PHYS-101(f): General physics : mechanics

Le but du cours de physique générale est de donner à l'étudiant les notions de base nécessaires à la compréhension des phénomènes physiques. L'objectif est atteint lorsque l'étudiant est capable de pr

Instructors (2)

Related concepts (84)

Rigid body

In physics, a rigid body, also known as a rigid object, is a solid body in which deformation is zero or negligible. The distance between any two given points on a rigid body remains constant in time regardless of external forces or moments exerted on it. A rigid body is usually considered as a continuous distribution of mass. In the study of special relativity, a perfectly rigid body does not exist; and objects can only be assumed to be rigid if they are not moving near the speed of light.

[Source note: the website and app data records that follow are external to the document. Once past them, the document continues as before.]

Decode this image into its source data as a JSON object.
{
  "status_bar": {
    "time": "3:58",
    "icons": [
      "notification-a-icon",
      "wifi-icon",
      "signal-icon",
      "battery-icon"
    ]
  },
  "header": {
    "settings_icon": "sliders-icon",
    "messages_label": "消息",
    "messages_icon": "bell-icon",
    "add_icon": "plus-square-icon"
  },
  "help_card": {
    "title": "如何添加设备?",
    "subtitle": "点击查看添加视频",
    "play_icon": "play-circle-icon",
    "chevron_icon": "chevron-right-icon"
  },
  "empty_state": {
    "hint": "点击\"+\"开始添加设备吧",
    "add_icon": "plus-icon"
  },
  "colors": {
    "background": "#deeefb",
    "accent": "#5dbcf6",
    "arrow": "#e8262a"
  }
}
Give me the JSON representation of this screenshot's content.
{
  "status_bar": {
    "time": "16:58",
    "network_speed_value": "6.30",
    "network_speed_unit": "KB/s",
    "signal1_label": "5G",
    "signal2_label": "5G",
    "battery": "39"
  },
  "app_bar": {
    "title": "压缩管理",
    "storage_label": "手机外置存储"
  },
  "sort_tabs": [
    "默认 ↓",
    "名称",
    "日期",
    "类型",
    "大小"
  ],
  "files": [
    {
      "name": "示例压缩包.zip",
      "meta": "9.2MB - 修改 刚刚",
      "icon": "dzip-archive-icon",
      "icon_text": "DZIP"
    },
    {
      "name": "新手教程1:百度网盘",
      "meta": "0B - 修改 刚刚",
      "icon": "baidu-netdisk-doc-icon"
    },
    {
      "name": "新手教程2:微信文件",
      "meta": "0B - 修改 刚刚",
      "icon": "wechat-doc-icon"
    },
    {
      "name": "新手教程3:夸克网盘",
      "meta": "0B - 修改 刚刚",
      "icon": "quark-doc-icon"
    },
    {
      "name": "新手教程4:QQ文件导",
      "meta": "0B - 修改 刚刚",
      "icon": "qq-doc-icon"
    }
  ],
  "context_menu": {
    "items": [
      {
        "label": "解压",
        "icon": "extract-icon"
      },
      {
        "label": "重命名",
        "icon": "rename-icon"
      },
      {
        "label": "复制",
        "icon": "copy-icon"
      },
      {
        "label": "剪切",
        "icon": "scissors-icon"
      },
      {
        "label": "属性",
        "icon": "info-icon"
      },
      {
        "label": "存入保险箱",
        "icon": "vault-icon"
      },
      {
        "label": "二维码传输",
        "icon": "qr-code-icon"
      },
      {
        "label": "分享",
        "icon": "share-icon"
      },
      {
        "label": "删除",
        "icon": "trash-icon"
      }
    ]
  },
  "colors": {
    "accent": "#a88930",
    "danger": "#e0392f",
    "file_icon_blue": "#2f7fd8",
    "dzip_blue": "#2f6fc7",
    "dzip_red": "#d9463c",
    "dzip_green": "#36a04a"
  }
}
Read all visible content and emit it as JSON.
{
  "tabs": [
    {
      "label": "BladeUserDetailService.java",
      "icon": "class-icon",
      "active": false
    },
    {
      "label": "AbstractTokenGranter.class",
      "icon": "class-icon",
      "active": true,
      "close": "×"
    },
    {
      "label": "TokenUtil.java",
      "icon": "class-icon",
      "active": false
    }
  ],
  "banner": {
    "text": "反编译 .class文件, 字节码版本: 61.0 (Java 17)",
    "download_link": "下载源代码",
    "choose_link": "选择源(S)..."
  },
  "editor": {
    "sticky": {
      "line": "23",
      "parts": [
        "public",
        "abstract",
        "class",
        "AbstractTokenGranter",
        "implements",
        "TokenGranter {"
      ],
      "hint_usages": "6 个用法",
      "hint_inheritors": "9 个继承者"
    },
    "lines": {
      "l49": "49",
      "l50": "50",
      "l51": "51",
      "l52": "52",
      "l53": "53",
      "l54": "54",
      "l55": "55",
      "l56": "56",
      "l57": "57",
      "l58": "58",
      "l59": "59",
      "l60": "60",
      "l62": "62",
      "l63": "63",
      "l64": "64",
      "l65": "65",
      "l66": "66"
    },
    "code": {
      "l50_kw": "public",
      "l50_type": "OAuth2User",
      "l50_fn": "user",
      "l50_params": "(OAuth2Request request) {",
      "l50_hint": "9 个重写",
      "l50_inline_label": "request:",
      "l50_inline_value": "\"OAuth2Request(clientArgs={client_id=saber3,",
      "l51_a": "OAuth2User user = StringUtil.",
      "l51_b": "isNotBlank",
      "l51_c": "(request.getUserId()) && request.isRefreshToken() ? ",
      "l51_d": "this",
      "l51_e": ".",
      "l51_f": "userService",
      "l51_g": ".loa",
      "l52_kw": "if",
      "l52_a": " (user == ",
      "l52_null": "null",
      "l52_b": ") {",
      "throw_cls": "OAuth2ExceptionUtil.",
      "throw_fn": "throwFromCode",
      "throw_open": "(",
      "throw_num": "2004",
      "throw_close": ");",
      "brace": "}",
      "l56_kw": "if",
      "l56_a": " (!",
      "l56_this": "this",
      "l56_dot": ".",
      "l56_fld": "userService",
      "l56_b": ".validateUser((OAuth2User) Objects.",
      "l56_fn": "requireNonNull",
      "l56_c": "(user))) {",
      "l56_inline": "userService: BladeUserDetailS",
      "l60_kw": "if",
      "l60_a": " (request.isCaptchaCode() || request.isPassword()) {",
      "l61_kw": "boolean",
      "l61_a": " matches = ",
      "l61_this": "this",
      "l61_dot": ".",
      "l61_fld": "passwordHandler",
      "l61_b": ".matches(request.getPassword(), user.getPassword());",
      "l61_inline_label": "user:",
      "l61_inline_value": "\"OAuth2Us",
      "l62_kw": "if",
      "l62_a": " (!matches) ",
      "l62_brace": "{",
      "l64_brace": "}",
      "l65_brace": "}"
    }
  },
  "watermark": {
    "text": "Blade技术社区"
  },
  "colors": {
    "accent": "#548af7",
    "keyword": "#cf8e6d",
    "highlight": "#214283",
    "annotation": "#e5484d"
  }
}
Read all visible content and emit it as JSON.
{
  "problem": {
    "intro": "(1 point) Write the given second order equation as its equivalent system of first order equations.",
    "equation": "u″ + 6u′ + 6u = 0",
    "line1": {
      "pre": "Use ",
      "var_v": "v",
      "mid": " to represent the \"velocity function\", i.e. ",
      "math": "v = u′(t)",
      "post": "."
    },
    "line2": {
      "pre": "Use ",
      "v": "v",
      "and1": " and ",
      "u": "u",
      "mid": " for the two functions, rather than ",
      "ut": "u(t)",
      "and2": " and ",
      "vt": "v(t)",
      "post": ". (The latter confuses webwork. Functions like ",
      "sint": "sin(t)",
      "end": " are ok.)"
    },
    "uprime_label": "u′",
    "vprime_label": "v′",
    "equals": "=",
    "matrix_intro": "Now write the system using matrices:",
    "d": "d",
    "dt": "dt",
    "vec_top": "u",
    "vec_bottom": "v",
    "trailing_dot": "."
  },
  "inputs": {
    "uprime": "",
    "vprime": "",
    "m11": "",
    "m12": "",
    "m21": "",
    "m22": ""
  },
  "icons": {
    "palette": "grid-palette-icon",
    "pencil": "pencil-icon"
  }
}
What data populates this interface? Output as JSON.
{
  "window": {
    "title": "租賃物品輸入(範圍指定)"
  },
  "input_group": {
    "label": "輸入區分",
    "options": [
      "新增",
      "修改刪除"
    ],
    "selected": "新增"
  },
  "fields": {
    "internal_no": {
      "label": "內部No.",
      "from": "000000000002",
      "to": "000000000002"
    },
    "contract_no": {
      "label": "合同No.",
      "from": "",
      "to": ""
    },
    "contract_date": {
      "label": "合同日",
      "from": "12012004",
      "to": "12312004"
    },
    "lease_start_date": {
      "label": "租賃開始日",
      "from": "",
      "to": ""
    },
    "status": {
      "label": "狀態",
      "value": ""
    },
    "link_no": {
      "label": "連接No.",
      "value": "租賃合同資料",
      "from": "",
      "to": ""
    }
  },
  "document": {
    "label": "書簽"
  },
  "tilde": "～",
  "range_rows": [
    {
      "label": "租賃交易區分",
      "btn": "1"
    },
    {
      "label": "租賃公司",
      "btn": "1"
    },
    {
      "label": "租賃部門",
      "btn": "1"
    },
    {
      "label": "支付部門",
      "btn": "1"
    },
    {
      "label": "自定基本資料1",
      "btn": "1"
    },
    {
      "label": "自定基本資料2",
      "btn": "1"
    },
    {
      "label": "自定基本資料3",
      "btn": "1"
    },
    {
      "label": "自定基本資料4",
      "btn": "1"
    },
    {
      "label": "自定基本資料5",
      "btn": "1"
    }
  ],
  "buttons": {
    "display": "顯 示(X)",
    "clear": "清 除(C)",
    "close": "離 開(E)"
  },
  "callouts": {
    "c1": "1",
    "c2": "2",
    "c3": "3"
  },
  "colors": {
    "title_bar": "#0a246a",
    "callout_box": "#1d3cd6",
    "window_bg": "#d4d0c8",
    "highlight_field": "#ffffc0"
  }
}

Rigid body dynamics

In the physical science of dynamics, rigid-body dynamics studies the movement of systems of interconnected bodies under the action of external forces. The assumption that the bodies are rigid (i.e. they do not deform under the action of applied forces) simplifies analysis, by reducing the parameters that describe the configuration of the system to the translation and rotation of reference frames attached to each body. This excludes bodies that display fluid, highly elastic, and plastic behavior.

Euler's equations (rigid body dynamics)

In classical mechanics, Euler's rotation equations are a vectorial quasilinear first-order ordinary differential equation describing the rotation of a rigid body, using a rotating reference frame with angular velocity ω whose axes are fixed to the body. Their general vector form is where M is the applied torques and I is the inertia matrix. The vector is the angular acceleration. Again, note that all quantities are defined in the rotating reference frame.

Inertia

Inertia is the idea that an object will continue its current motion until some force causes its speed or direction to change. The term is properly understood as shorthand for "the principle of inertia" as described by Newton in his first law of motion. After some other definitions, Newton states in his first law of motion: LAW I. Every object perseveres in its state of rest, or of uniform motion in a right line, unless it is compelled to change that state by forces impressed thereon.

Mechanics

Mechanics (from Ancient Greek: μηχανική, mēkhanikḗ, "of machines") is the area of mathematics and physics concerned with the relationships between force, matter, and motion among physical objects. Forces applied to objects result in displacements or changes of an object's position relative to its environment. Theoretical expositions of this branch of physics has its origins in Ancient Greece, for instance, in the writings of Aristotle and Archimedes (see History of classical mechanics and Timeline of classical mechanics).